WORK TO BE COMPLETED: The reply should hold every line of the data, unchanged and complete.

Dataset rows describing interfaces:
※ ※ ※

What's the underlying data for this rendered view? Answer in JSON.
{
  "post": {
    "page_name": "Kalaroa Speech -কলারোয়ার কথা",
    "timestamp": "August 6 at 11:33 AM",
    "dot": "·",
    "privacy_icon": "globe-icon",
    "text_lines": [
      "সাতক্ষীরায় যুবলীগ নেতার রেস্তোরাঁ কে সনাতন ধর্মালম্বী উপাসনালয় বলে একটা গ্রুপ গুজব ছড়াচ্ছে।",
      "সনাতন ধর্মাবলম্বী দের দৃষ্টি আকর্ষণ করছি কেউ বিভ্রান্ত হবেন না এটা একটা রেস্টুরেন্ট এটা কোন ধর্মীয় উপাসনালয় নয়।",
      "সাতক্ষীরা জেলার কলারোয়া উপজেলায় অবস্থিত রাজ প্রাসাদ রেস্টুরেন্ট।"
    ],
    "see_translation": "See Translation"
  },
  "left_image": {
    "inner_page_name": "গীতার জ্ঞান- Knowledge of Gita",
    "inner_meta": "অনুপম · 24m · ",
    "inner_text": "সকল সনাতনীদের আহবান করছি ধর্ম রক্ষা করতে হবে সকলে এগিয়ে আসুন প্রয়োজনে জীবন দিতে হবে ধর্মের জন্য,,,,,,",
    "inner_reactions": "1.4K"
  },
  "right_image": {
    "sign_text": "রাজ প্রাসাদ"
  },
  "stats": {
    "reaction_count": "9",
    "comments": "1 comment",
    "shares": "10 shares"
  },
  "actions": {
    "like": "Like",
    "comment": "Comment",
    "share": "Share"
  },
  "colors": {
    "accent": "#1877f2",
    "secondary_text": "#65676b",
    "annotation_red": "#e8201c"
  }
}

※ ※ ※

TASK OUTPUT:
What's the underlying data for this rendered view? Answer in JSON.
{
  "post": {
    "page_name": "Kalaroa Speech -কলারোয়ার কথা",
    "timestamp": "August 6 at 11:33 AM",
    "dot": "·",
    "privacy_icon": "globe-icon",
    "text_lines": [
      "সাতক্ষীরায় যুবলীগ নেতার রেস্তোরাঁ কে সনাতন ধর্মালম্বী উপাসনালয় বলে একটা গ্রুপ গুজব ছড়াচ্ছে।",
      "সনাতন ধর্মাবলম্বী দের দৃষ্টি আকর্ষণ করছি কেউ বিভ্রান্ত হবেন না এটা একটা রেস্টুরেন্ট এটা কোন ধর্মীয় উপাসনালয় নয়।",
      "সাতক্ষীরা জেলার কলারোয়া উপজেলায় অবস্থিত রাজ প্রাসাদ রেস্টুরেন্ট।"
    ],
    "see_translation": "See Translation"
  },
  "left_image": {
    "inner_page_name": "গীতার জ্ঞান- Knowledge of Gita",
    "inner_meta": "অনুপম · 24m · ",
    "inner_text": "সকল সনাতনীদের আহবান করছি ধর্ম রক্ষা করতে হবে সকলে এগিয়ে আসুন প্রয়োজনে জীবন দিতে হবে ধর্মের জন্য,,,,,,",
    "inner_reactions": "1.4K"
  },
  "right_image": {
    "sign_text": "রাজ প্রাসাদ"
  },
  "stats": {
    "reaction_count": "9",
    "comments": "1 comment",
    "shares": "10 shares"
  },
  "actions": {
    "like": "Like",
    "comment": "Comment",
    "share": "Share"
  },
  "colors": {
    "accent": "#1877f2",
    "secondary_text": "#65676b",
    "annotation_red": "#e8201c"
  }
}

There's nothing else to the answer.